_What to produce_
All of the data below should be written out again exactly.

_Input_

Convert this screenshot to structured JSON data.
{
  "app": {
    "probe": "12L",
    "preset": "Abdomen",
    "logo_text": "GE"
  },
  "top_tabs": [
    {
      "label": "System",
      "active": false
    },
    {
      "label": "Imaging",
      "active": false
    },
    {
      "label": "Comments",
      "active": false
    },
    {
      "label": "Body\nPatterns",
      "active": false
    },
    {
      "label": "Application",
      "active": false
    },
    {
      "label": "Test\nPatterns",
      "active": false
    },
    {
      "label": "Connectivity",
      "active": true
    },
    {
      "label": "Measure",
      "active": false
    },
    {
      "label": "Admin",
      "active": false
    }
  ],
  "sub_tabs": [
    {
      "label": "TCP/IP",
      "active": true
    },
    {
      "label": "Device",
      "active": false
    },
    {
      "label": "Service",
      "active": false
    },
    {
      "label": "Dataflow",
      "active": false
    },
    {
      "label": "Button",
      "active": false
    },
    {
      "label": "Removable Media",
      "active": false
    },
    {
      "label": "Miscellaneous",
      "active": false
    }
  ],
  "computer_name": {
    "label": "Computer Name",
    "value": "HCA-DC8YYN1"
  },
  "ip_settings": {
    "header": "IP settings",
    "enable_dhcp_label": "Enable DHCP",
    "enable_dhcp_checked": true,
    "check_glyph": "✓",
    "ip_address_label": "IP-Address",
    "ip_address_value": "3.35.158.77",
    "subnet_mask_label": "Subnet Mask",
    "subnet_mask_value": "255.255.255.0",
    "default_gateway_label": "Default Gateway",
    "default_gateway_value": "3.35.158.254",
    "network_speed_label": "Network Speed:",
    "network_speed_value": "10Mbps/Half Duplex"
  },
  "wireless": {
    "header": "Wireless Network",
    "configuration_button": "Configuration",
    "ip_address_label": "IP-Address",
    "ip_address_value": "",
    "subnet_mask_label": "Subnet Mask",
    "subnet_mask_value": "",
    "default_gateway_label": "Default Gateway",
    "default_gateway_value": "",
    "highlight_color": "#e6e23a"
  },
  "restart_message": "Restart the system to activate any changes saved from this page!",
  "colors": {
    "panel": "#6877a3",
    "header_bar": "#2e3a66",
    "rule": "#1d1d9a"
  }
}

_Task solution_
Convert this screenshot to structured JSON data.
{
  "app": {
    "probe": "12L",
    "preset": "Abdomen",
    "logo_text": "GE"
  },
  "top_tabs": [
    {
      "label": "System",
      "active": false
    },
    {
      "label": "Imaging",
      "active": false
    },
    {
      "label": "Comments",
      "active": false
    },
    {
      "label": "Body\nPatterns",
      "active": false
    },
    {
      "label": "Application",
      "active": false
    },
    {
      "label": "Test\nPatterns",
      "active": false
    },
    {
      "label": "Connectivity",
      "active": true
    },
    {
      "label": "Measure",
      "active": false
    },
    {
      "label": "Admin",
      "active": false
    }
  ],
  "sub_tabs": [
    {
      "label": "TCP/IP",
      "active": true
    },
    {
      "label": "Device",
      "active": false
    },
    {
      "label": "Service",
      "active": false
    },
    {
      "label": "Dataflow",
      "active": false
    },
    {
      "label": "Button",
      "active": false
    },
    {
      "label": "Removable Media",
      "active": false
    },
    {
      "label": "Miscellaneous",
      "active": false
    }
  ],
  "computer_name": {
    "label": "Computer Name",
    "value": "HCA-DC8YYN1"
  },
  "ip_settings": {
    "header": "IP settings",
    "enable_dhcp_label": "Enable DHCP",
    "enable_dhcp_checked": true,
    "check_glyph": "✓",
    "ip_address_label": "IP-Address",
    "ip_address_value": "3.35.158.77",
    "subnet_mask_label": "Subnet Mask",
    "subnet_mask_value": "255.255.255.0",
    "default_gateway_label": "Default Gateway",
    "default_gateway_value": "3.35.158.254",
    "network_speed_label": "Network Speed:",
    "network_speed_value": "10Mbps/Half Duplex"
  },
  "wireless": {
    "header": "Wireless Network",
    "configuration_button": "Configuration",
    "ip_address_label": "IP-Address",
    "ip_address_value": "",
    "subnet_mask_label": "Subnet Mask",
    "subnet_mask_value": "",
    "default_gateway_label": "Default Gateway",
    "default_gateway_value": "",
    "highlight_color": "#e6e23a"
  },
  "restart_message": "Restart the system to activate any changes saved from this page!",
  "colors": {
    "panel": "#6877a3",
    "header_bar": "#2e3a66",
    "rule": "#1d1d9a"
  }
}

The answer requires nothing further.